Records supplied
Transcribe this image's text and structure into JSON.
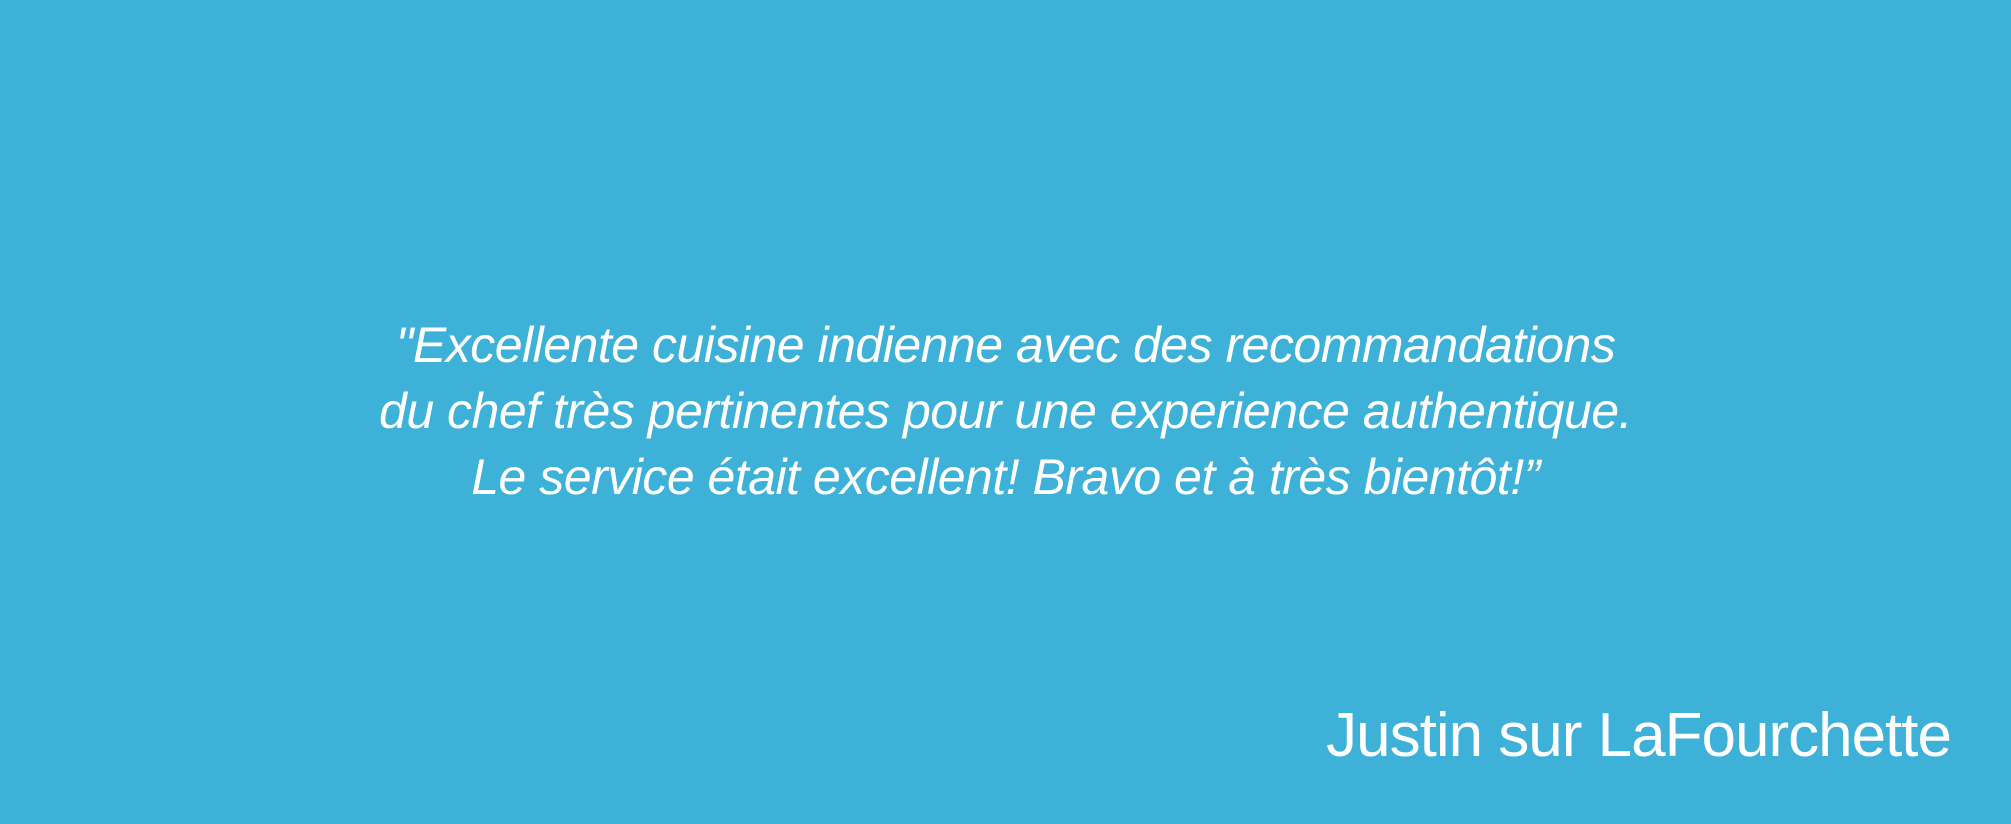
{
  "testimonial": {
    "quote_lines": [
      "\"Excellente cuisine indienne avec des recommandations",
      "du chef très pertinentes pour une experience authentique.",
      "Le service était excellent! Bravo et à très bientôt!”"
    ],
    "attribution": "Justin sur LaFourchette"
  },
  "colors": {
    "background": "#3db1d8",
    "text": "#ffffff"
  }
}
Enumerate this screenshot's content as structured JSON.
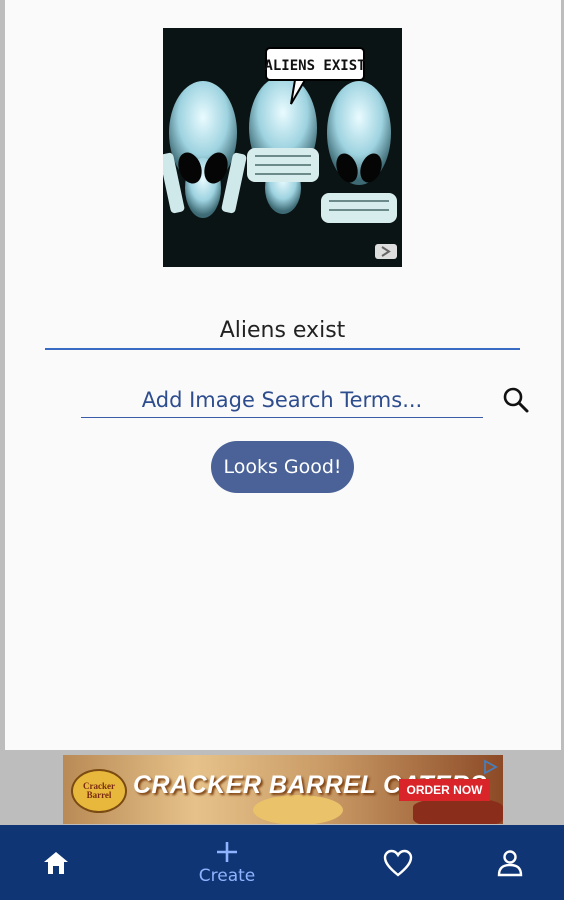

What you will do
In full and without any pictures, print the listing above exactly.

Result below
Transcribe this image's text and structure into JSON.
{
  "testimonial": {
    "quote_lines": [
      "\"Excellente cuisine indienne avec des recommandations",
      "du chef très pertinentes pour une experience authentique.",
      "Le service était excellent! Bravo et à très bientôt!”"
    ],
    "attribution": "Justin sur LaFourchette"
  },
  "colors": {
    "background": "#3db1d8",
    "text": "#ffffff"
  }
}
Enumerate this screenshot's content as structured JSON.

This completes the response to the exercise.